=== The task ===
Restate each entry shown beneath this instruction, keeping its wording intact.

=== Data for processing ===
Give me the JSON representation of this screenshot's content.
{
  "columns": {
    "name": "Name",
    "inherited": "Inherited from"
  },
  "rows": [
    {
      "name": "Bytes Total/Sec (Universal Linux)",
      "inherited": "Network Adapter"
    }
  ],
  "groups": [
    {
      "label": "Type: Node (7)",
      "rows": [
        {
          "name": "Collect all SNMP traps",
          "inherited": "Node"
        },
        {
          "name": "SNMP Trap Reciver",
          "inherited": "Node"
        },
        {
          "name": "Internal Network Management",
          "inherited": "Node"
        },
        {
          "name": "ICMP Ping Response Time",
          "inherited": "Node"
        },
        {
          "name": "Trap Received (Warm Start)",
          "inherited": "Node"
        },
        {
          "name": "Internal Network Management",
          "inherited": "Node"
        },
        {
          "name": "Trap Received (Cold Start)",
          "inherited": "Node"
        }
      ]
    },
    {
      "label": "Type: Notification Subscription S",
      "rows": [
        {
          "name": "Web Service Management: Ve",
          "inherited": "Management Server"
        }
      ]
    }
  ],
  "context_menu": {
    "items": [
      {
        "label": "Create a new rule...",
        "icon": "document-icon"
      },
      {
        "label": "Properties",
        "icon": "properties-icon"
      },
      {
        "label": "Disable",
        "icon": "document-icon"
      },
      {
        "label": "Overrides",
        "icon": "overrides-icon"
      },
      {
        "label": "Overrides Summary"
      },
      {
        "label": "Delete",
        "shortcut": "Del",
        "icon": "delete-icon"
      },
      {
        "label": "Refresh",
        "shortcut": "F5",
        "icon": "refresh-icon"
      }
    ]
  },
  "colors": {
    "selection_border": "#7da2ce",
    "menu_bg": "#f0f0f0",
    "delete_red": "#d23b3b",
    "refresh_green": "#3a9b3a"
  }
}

=== Response to the exercise ===
Give me the JSON representation of this screenshot's content.
{
  "columns": {
    "name": "Name",
    "inherited": "Inherited from"
  },
  "rows": [
    {
      "name": "Bytes Total/Sec (Universal Linux)",
      "inherited": "Network Adapter"
    }
  ],
  "groups": [
    {
      "label": "Type: Node (7)",
      "rows": [
        {
          "name": "Collect all SNMP traps",
          "inherited": "Node"
        },
        {
          "name": "SNMP Trap Reciver",
          "inherited": "Node"
        },
        {
          "name": "Internal Network Management",
          "inherited": "Node"
        },
        {
          "name": "ICMP Ping Response Time",
          "inherited": "Node"
        },
        {
          "name": "Trap Received (Warm Start)",
          "inherited": "Node"
        },
        {
          "name": "Internal Network Management",
          "inherited": "Node"
        },
        {
          "name": "Trap Received (Cold Start)",
          "inherited": "Node"
        }
      ]
    },
    {
      "label": "Type: Notification Subscription S",
      "rows": [
        {
          "name": "Web Service Management: Ve",
          "inherited": "Management Server"
        }
      ]
    }
  ],
  "context_menu": {
    "items": [
      {
        "label": "Create a new rule...",
        "icon": "document-icon"
      },
      {
        "label": "Properties",
        "icon": "properties-icon"
      },
      {
        "label": "Disable",
        "icon": "document-icon"
      },
      {
        "label": "Overrides",
        "icon": "overrides-icon"
      },
      {
        "label": "Overrides Summary"
      },
      {
        "label": "Delete",
        "shortcut": "Del",
        "icon": "delete-icon"
      },
      {
        "label": "Refresh",
        "shortcut": "F5",
        "icon": "refresh-icon"
      }
    ]
  },
  "colors": {
    "selection_border": "#7da2ce",
    "menu_bg": "#f0f0f0",
    "delete_red": "#d23b3b",
    "refresh_green": "#3a9b3a"
  }
}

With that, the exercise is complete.